My goal for this season is to land a double salchow, add 1-2 leveled spins (IJS) and increase my PCS scores. I would, of course, love to be competitive enough to earn a top 4 placement to skate in the Adult Gold Ladies Championship event at Nationals!
Eva recently posted..Strawberry Greek yogurt muffinsMy Profile


mary October 5, 2015 at 4:38 pm

Desire and I think, some kind of deep understanding that it’s possible. An understanding that stops your brain from inhibiting the jump. I like your goals, Eva, I’m looking forward to seeing a video of your double salchow! Since you already have your axel that sounds very achievable. Better component scores are a good goal, too, I share that goal, I would like to try to create something beautiful.


Melissa October 5, 2015 at 3:09 pm

Great goals, Mary! I wouldn’t worry about keeping a program longer than a year. I keep my programs about 2 years but have them on a rotation schedule so I don’t have to learn all 3 new ones at once. My goals: learn new Bronze FS (that extra 10 seconds is killer, and my coach has decided to really challenge me), continue polishing new Light, and start gathering ideas for a new Dramatic for next summer. Get sit spin lower; get a camel spin that has more than 1.5 revs and that actually looks like a camel. And as always – get some speed, which should help my jumps and everything else. Most of all – have fun!


mary October 5, 2015 at 4:44 pm

Thanks, Melissa, I will think about that, about keeping the program. I would like to go to Ann Arbor for Nationals for lots of reasons and that would be one way. I like how you compete in all three categories, and doing that, you really do have to keep some programs going, otherwise it would be impossible. Keep me posted about your new Bronze freestyle program, I’m looking forward to seeing it. Getting the sit spin lower and improving the camel spin are perennial goals for me, too! With the injuries we have often accumulated by this point in life things like getting lower on the sit spin can be really hard. I could not train the sit spin at all for a long time (a couple of years?) while working on my knees. Skating is fun, keeping the joy of it in the front of our minds is a really great goal too.

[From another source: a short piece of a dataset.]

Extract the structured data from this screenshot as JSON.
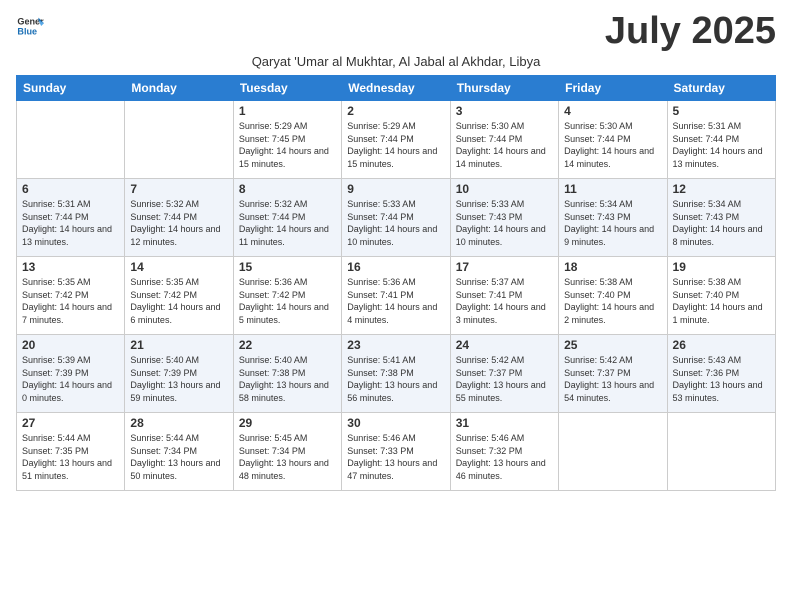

Leave a Comment

CommentLuv badge

Previous post:

Next post: